Large areas of the western United States have been affected by the drought of 2012. For example, Landsat images, acquired and processed by the U.S. Geological Survey, provide a record of the effects of the drought on the Cheyenne Bottoms Wildlife Wetlands area in central Kansas.
As the largest interior marsh in the United States, Cheyenne Bottoms provides a resting place for millions of migrating birds every fall. As the water levels dwindle and disappear, wildlife officials are concerned that the effects could be devastating for the habitat. In 2010 there was sufficient water in the wetland area; in 2011 and into the spring of 2012, the levels had already started to diminish. From May 30 to July 17 of 2012, virtually all the water had evaporated from the habitat area.

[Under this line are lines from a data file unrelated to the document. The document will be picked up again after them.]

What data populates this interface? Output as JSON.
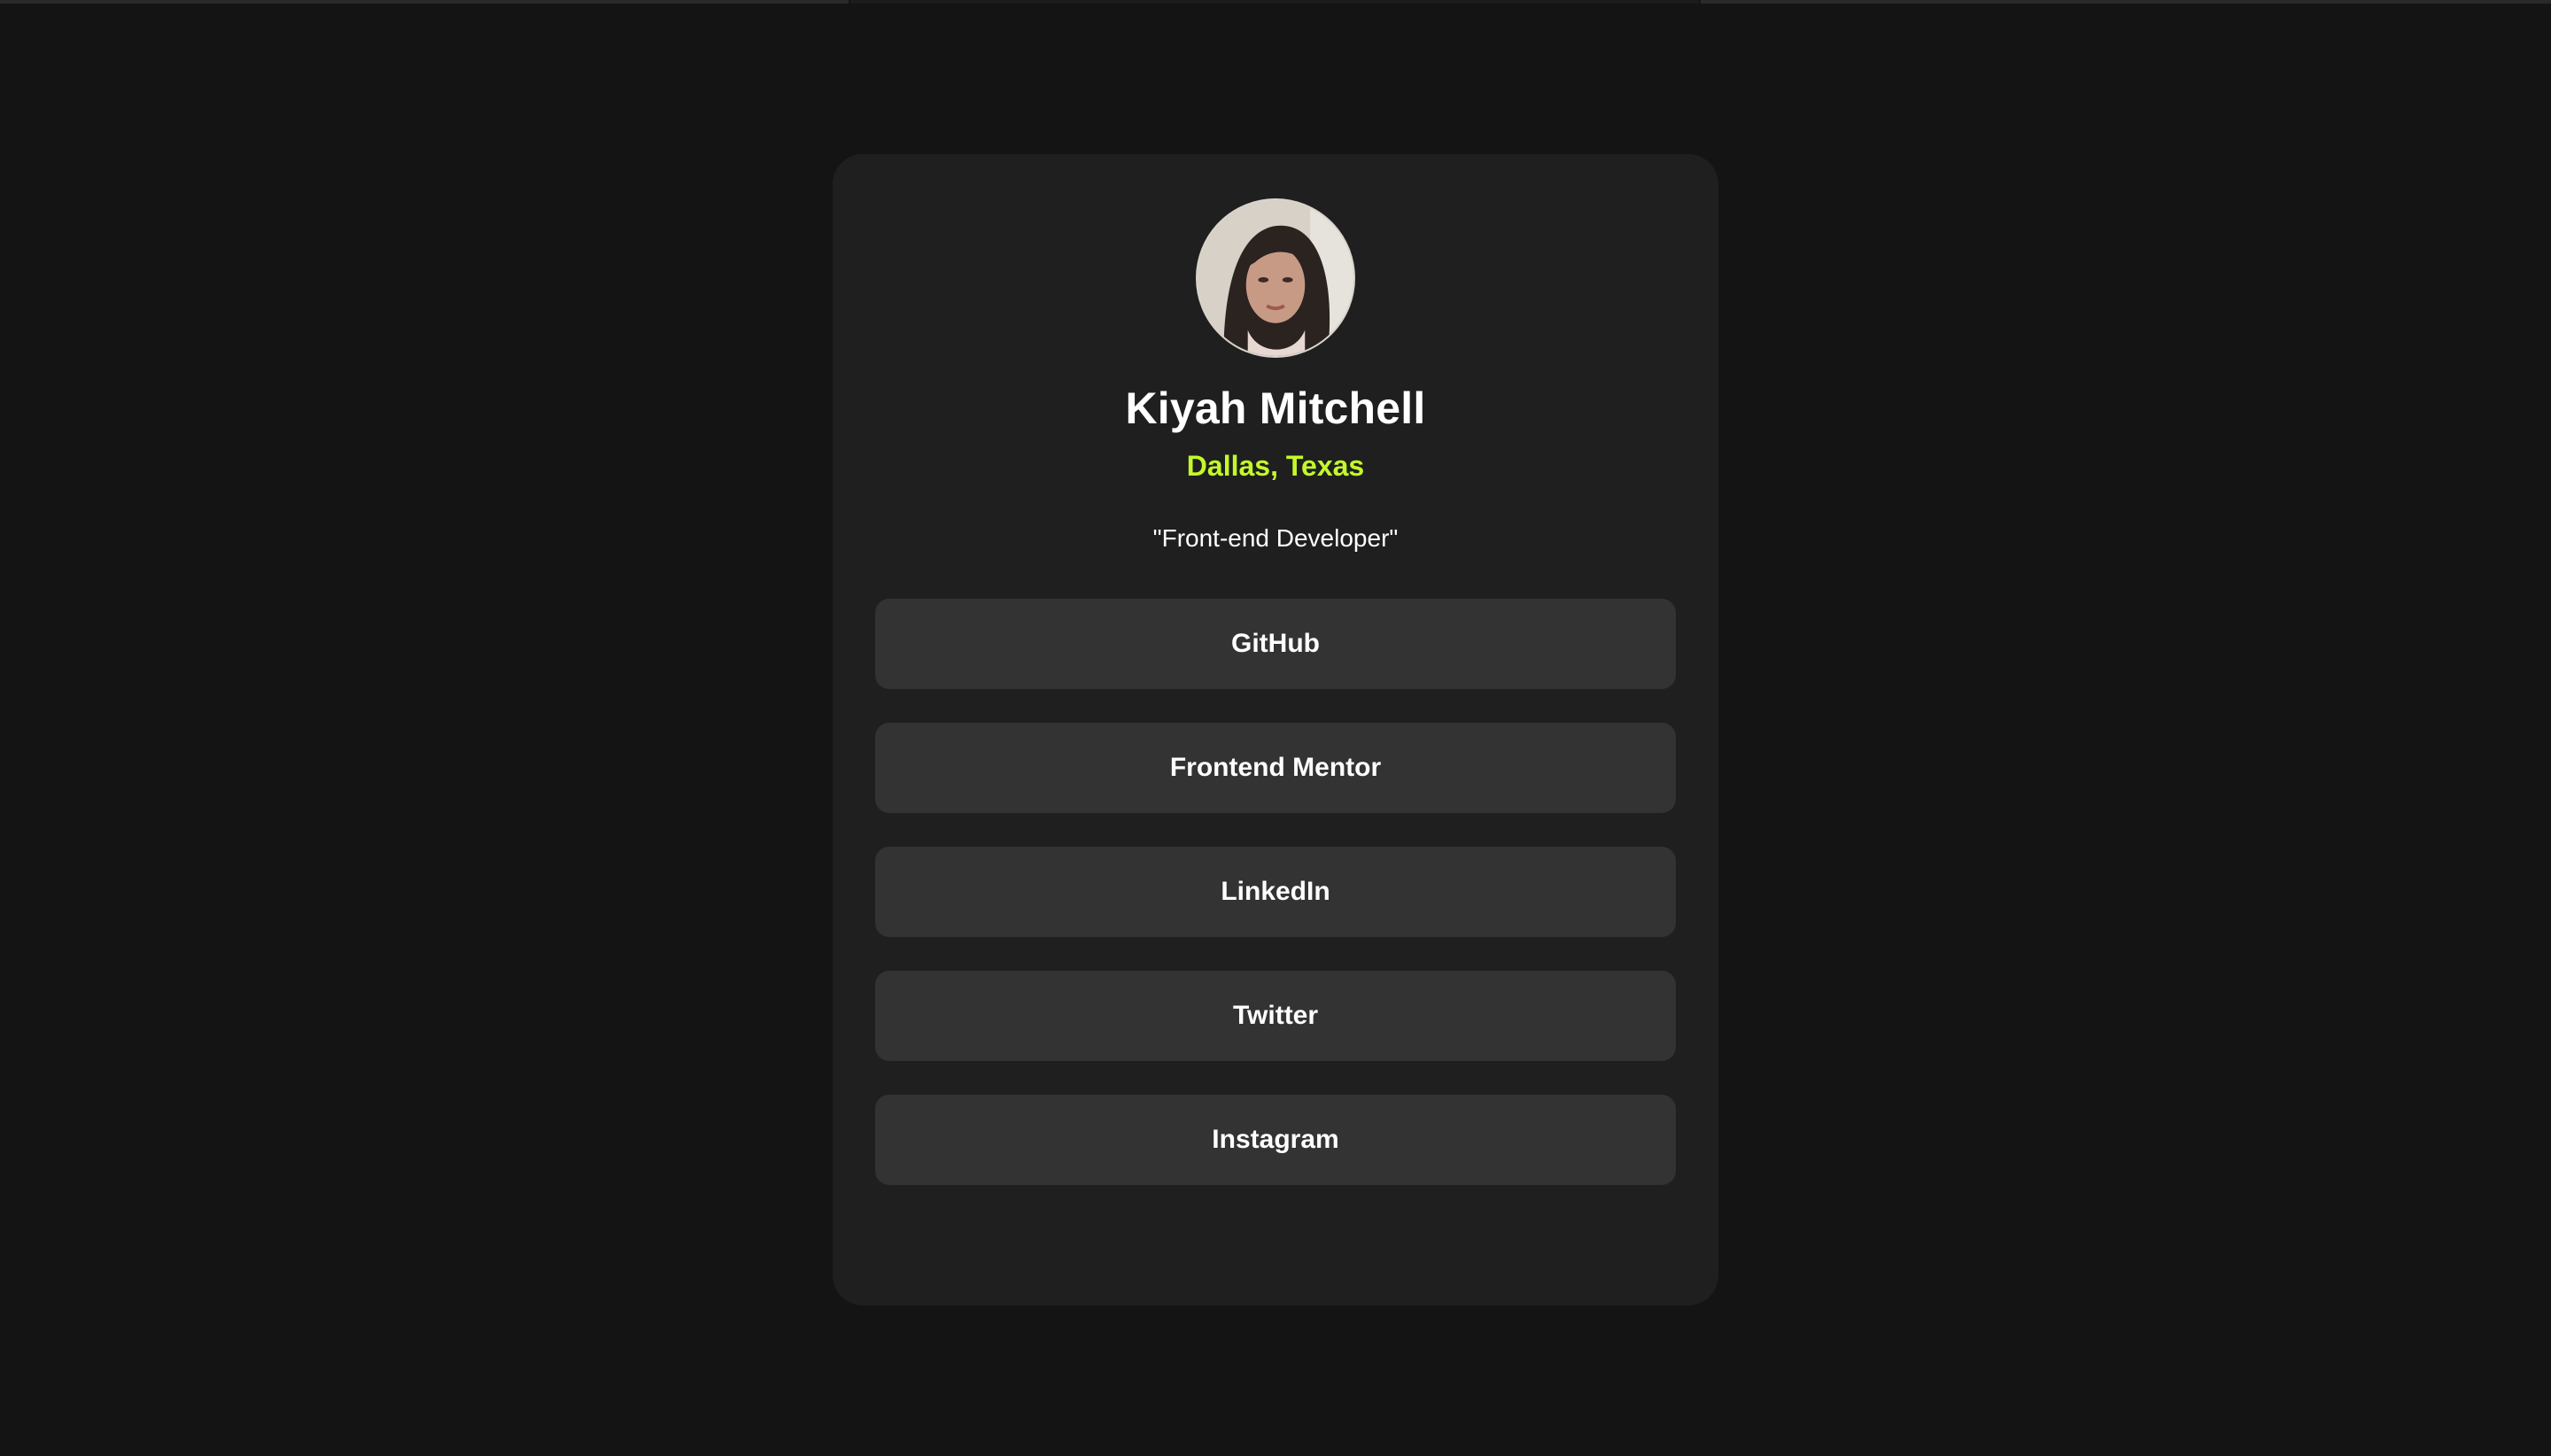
{
  "profile": {
    "name": "Kiyah Mitchell",
    "location": "Dallas, Texas",
    "bio": "\"Front-end Developer\"",
    "avatar_icon": "profile-photo"
  },
  "links": [
    {
      "label": "GitHub"
    },
    {
      "label": "Frontend Mentor"
    },
    {
      "label": "LinkedIn"
    },
    {
      "label": "Twitter"
    },
    {
      "label": "Instagram"
    }
  ],
  "colors": {
    "background": "#141414",
    "card": "#1f1f1f",
    "button": "#333333",
    "accent": "#c4f82a",
    "text": "#ffffff"
  }
}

Landsat data offer objective, scientifically reliable information on the effects of climate change to land areas. In the case of the Cheyenne Bottoms Wildlife Wetlands area, Landsat data are useful to officials as they determine what actions to take to sustain a habitat for the nesting waterfowl.